Since most people refuse to pay for WSJ stories, most bloggers are reluctant to link to them. It also has an impact on anyone who uses the web for research — and there are a lot of us. As importantly, the next generation of readers is growing up by accessing news over the internet, and one place they are not surfing to is WSJ.com. With their habits being formed now, there is little chance the Journal will become part of their lives, either now or in the future.
As a result, there is a meme that has begun to take hold that questions the Journal‘s long-term relevancy. It began, I believe, last fall with John Battelle, founder of the defunct Industry Standard, who realized he couldn’t remember the last time he had read The Wall Street Journal, even though he is a subscriber. Since he couldn’t share links with his community (read: bloggers), he ended up passively boycotting it. Battelle suggested the Journal partially open up its doors to bloggers by allowing them to link to specific stories, which they could share with their readers, but if they wanted to access any other part of the site, they’d have to pay up like everybody else.
J.D. Lasica, a former editor for The Sacramento Bee, followed up with a blog post entitled, “When publications remove themselves from the conversation,” in which he confessed that he planned to let his Journal subscription run out because he couldn’t link to his favorite writers. He believes the Journal, with its “walled garden” policy, is shutting off its site to newcomers.
Not to be outdone, Michael “Burn Rate” Wolff, the prickly pundit for Vanity Fair, gave a speech last week at a media conference in New York in which he said The Wall Street Journal had “stopped mattering” because of its online strategy. “The Journal felt that it was powerful enough to charge, and for a long time everyone regarded the Journal’s activities online as the ultimate,” Wolff said. “They had unlocked the puzzle. In fact, I don’t think they did. I think they locked themselves into a puzzle.”
What’s the Journal‘s response? More print, and over the weekend, no less. In the near future, Dow Jones plans to roll out an edition on Saturday, which for most papers is the day with the lowest circulation. The reason: The Journal hopes to appeal to female readers, who don’t get to see the paper because their husbands have taken it with them to read on the train or over coffee in the morning.
But lame attempts like this to lure female readers won’t make the Journal more relevant. What it needs is a new online strategy.
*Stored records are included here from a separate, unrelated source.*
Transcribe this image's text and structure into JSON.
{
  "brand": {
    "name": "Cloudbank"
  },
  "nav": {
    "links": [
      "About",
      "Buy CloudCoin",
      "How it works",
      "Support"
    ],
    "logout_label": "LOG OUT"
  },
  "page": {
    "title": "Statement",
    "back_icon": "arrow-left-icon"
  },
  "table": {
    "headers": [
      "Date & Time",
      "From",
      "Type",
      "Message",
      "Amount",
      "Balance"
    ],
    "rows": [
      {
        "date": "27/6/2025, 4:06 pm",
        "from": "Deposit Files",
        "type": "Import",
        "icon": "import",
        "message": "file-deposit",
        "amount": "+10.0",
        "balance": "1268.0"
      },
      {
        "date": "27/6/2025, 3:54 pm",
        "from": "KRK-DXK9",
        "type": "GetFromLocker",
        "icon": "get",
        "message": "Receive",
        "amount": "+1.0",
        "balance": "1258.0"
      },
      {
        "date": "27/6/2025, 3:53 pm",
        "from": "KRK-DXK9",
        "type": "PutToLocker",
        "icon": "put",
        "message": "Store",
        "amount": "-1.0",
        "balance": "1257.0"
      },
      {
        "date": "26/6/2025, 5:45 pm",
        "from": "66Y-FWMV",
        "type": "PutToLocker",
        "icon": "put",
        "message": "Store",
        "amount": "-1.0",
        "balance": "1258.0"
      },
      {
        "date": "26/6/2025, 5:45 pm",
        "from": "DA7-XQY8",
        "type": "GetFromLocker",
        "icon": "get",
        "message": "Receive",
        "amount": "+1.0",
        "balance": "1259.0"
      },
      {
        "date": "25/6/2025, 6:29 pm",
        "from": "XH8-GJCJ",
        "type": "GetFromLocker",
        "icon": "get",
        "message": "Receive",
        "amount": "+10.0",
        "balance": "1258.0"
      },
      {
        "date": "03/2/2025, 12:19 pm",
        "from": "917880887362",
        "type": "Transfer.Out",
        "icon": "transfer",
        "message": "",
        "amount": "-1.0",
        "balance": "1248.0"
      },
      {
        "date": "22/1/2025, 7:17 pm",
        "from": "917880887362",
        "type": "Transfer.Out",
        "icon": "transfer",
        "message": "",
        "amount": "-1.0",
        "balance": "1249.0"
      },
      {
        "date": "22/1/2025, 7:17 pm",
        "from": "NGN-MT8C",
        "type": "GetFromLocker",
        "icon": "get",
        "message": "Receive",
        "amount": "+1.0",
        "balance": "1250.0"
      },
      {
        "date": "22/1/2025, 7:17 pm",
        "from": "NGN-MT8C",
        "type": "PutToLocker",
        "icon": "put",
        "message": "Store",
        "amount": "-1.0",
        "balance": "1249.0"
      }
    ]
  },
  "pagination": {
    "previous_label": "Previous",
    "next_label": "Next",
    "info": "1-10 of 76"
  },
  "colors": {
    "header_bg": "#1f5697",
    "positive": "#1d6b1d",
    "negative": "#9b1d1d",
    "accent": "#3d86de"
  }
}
The Journal should take the bold step of jettisoning its subscriber model and open up its archive to the public. In the end, it would make up the loss of subscriber revenue with money from advertising, which has been growing briskly. Sure, it might take a while — perhaps many years — but this is the only way for it to ensure its long-term survival.
A radical move like this would also send shivers down the spines of competitors like Forbes.com, which doesn’t charge for content and got rid of registration requirements when it discovered they drove away traffic. One reason Forbes.com was able to get off the ground was that it offered free content while the Journal made people pay. If the Journal hadn’t done that, Forbes.com might not have become the online power it is.
Most importantly, the Journal could secure its legacy as one of the world’s great newspapers, both off- and online. And what’s that worth?
Copyright 2005 Adam L. Penenberg (penenberg.com)